Here is the test:

 

SEO Test: Step away from the Penguin

  1. Make up a keyword to test:
    mqwnrwdrd
  2. Make 2 pages which contain the keyword (Destination page), then build 4 pages to link to them, then link to those 4 here:

    Destination Pages

    • p-test-01.html
    • p-test-02.html

    Link From Pages

  3. Let things float around a bit and see what shakes out.

It is hard to say what will happen exactly – but if what we think about penguin is correct, then Destination 1 should rank above Destination 2.  We shall see.

Update – 5/13 (More below)

Well, we’re not even a full two day sin and we’ve been indexed – the “Link from pages” have been indexed, but it doesn’t appear the “Destination pages” have yet…here are the results so far on Google and Bing.

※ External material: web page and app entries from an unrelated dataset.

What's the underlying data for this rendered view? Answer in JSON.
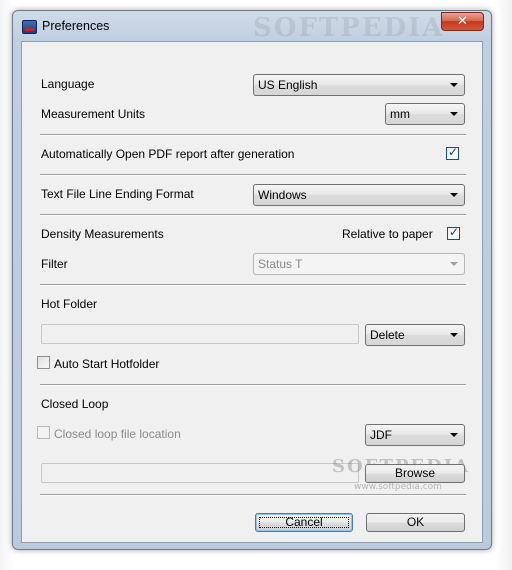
{
  "window": {
    "title": "Preferences",
    "close_glyph": "✕"
  },
  "language": {
    "label": "Language",
    "value": "US English"
  },
  "units": {
    "label": "Measurement Units",
    "value": "mm"
  },
  "auto_open": {
    "label": "Automatically Open PDF report after generation",
    "checked": true
  },
  "line_ending": {
    "label": "Text File Line Ending Format",
    "value": "Windows"
  },
  "density": {
    "label": "Density Measurements",
    "relative_label": "Relative to paper",
    "relative_checked": true
  },
  "filter": {
    "label": "Filter",
    "value": "Status T"
  },
  "hot_folder": {
    "label": "Hot Folder",
    "path_value": "",
    "action_value": "Delete",
    "auto_start_label": "Auto Start Hotfolder",
    "auto_start_checked": false
  },
  "closed_loop": {
    "label": "Closed Loop",
    "location_label": "Closed loop file location",
    "location_checked": false,
    "format_value": "JDF",
    "path_value": "",
    "browse_label": "Browse"
  },
  "buttons": {
    "cancel": "Cancel",
    "ok": "OK"
  },
  "check_glyph": "✓",
  "watermark": {
    "main": "SOFTPEDIA",
    "url": "www.softpedia.com"
  },
  "colors": {
    "titlebar": "#c0cfdf",
    "close": "#c3391f",
    "client": "#f0f0f0"
  }
}
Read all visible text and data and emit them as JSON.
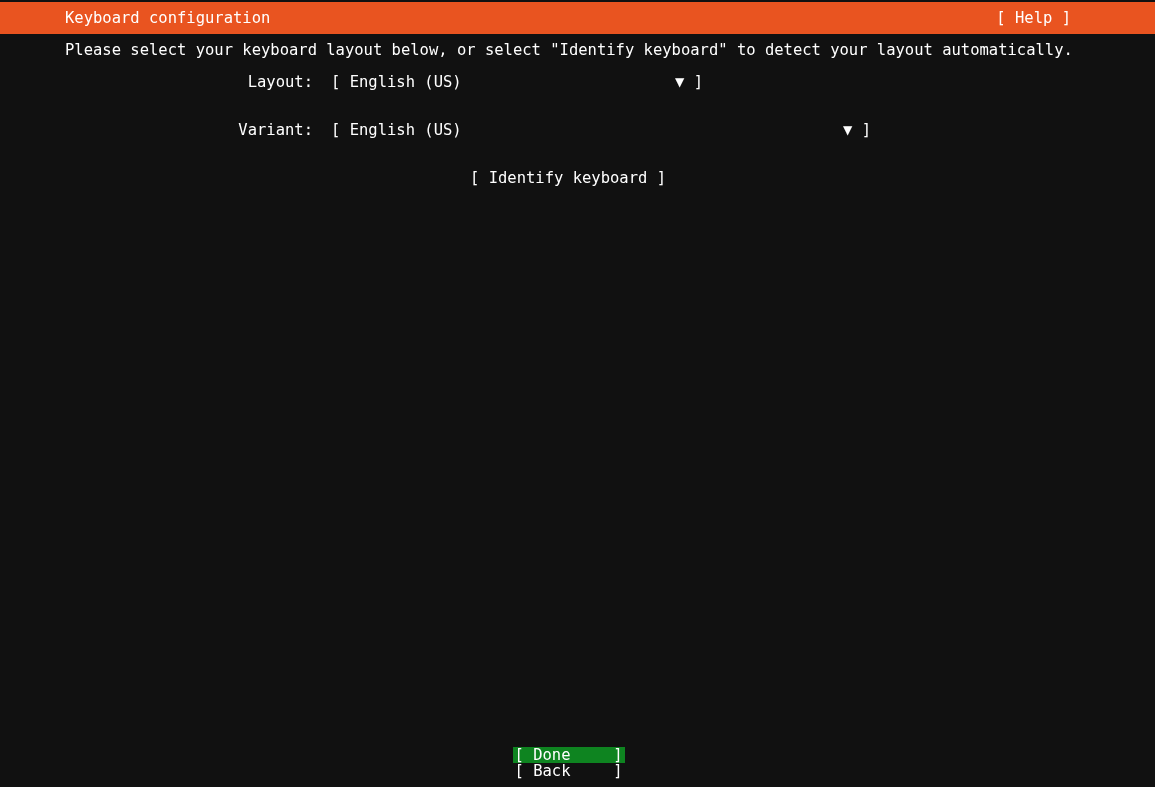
{
  "header": {
    "title": "Keyboard configuration",
    "help": "[ Help ]"
  },
  "instructions": "Please select your keyboard layout below, or select \"Identify keyboard\" to detect your layout automatically.",
  "fields": [
    {
      "label": "Layout:",
      "value": "[ English (US)",
      "end": "▼ ]"
    },
    {
      "label": "Variant:",
      "value": "[ English (US)",
      "end": "▼ ]"
    }
  ],
  "identify_button": "[ Identify keyboard ]",
  "buttons": [
    {
      "label": "[ Done",
      "end": "]",
      "selected": true
    },
    {
      "label": "[ Back",
      "end": "]",
      "selected": false
    }
  ]
}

Bing results of Google Penguin Test from 05-13-2012

Google results of Google Penguin Test from 05-13-2012

I am always curious how long it takes for the indexing t happen – and it really seems there are two Google bots active.  You get a first pass by the “collector” bot and then a “re-factoring” bot which comes along later to help “Panda and Penguin-ize” things a bit.

Update – 5/14

Now one of the destination pages has been found – it was #2, or the one link to only via the keyword text.  It will be interesting to see what happens when the “re-factoring” bot comes along…

This is a look at the results from Google on Monday 5/14 - three days into the test.

And the google-bot rolls on.  I checked it again tonight and here is what I found.  We know have both destination pages found and also all 4 pages.  Now to see what happens as the Google algorithm takes over.

Looks like both destination pages have been found.